And as Isaacson’s book indicates, Jobs was scared. He was full of doubt and fear. He was terrified of failure and not being good enough. Orphaned at birth, this instilled in him a great fear of rejection.
According to the naive law of attraction, the universe should have spat Jobs out and left him impoverished and abandoned on the street.
Instead it made him unimaginably wealthy.
What does this tell us? It tells us that stuff doesn’t happen by magic. Detail, precision, and understanding of the market place are vital to success. Nor does having doubt and fear prevent you from living your bliss. If you go out into the world thinking that the cosmos owes you a living just because you are following your dream or you have cleared out all your “blocks”, the world is likely to spit you out.
Don’t be an angry mystic
I have heard numerous mystically-inclined people say something like “Capitalism sucks!
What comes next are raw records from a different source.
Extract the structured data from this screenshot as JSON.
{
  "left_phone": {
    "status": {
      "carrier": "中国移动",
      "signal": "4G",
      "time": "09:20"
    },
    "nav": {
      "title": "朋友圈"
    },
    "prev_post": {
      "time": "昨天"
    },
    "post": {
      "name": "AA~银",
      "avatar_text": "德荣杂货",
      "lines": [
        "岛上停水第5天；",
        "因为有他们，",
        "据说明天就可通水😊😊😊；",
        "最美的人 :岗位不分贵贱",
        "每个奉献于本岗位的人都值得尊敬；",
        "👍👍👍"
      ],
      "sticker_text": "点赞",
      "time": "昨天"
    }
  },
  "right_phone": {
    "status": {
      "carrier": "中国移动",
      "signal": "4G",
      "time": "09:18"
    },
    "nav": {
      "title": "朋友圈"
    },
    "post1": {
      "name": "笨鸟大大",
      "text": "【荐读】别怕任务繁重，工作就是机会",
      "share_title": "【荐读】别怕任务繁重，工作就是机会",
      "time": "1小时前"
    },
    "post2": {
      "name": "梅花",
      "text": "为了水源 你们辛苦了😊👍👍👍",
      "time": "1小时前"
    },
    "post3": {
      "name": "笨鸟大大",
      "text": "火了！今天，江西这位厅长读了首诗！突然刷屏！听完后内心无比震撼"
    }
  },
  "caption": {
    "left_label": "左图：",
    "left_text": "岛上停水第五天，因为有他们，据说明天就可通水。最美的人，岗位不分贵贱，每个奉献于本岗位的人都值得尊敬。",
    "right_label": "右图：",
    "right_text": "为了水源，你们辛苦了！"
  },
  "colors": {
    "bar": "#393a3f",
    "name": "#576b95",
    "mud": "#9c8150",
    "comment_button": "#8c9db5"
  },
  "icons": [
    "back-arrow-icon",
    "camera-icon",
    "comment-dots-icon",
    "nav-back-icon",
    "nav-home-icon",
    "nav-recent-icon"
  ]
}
I’m not doing this for money! I’m spiritual!”
They have an attitude problem.
There is nothing intrinsically wrong about money and markets. Money can do just as much good as evil. Exchanging cash is just the way the system works.
What would you rather do? Would you rather be sitting at home on social security (hmm, that’s money, no?) and ranting against a world that is evil and materialistic, even as all your talent and soul aptitudes remain untapped? Or would you rather be joyfully sharing your gifts with the world, while accepting a little of that filthy lucre at the same time?
I believe that it is important to work with the system. It is not necessary to blindly accept it and to sell your soul. You can work within it without being a part of it. Play in the system, keep your values, listen to your heart and do no harm. That can’t be so hard, can it?
Many new agers and spiritual folk talk about love and peace. But if you actually listen to them you soon discover that they hate the world and they hate people. There is an anger, blame and judgment burning within them – often rage. “I am not one of the mindless sheeple! I am spiritual!” They reject the world.
It is not necessary to reject the world. Part of your journey is to forgive this place. All judgment is a mental act of annihilation. Judging the world is no different. How can you shine your light in the world if what you really want to do is annihilate it? What kind of message is that sending out to the universe?
I say get off your high horse and forgive the world! Acknowledge your own anger and pain, because that is your responsibility. Learn to shine your light from within, and then move out into the world. What greater gift could you possibly give?
Back to that price
There is no guarantee of professional success if you follow your calling. But if you shine your heart light, you will at least offer something to the world that you cannot by sitting at home and meditating and grumbling about how shitty the world is.
All this is not easy. This world is not for sissies. Acknowledge your weaknesses and delusions. Stand up for yourself and for what you believe. Take action, work hard and work smart. Be prepared for failure, and don’t take it personally. Step out into the world lightly, joyfully and with courage. Be strong, be noble and be as loving as you can.
Forgive others when they don’t understand what you are doing. Most of all, take note of their feedback. It just might be useful.
Living your bliss is sometimes not as blissful as you think! Your great idea will not manifest itself without you applying your God-given intelligence and work ethic in the real world.
Sorry to burst the new age bubble. But somebody had to do it.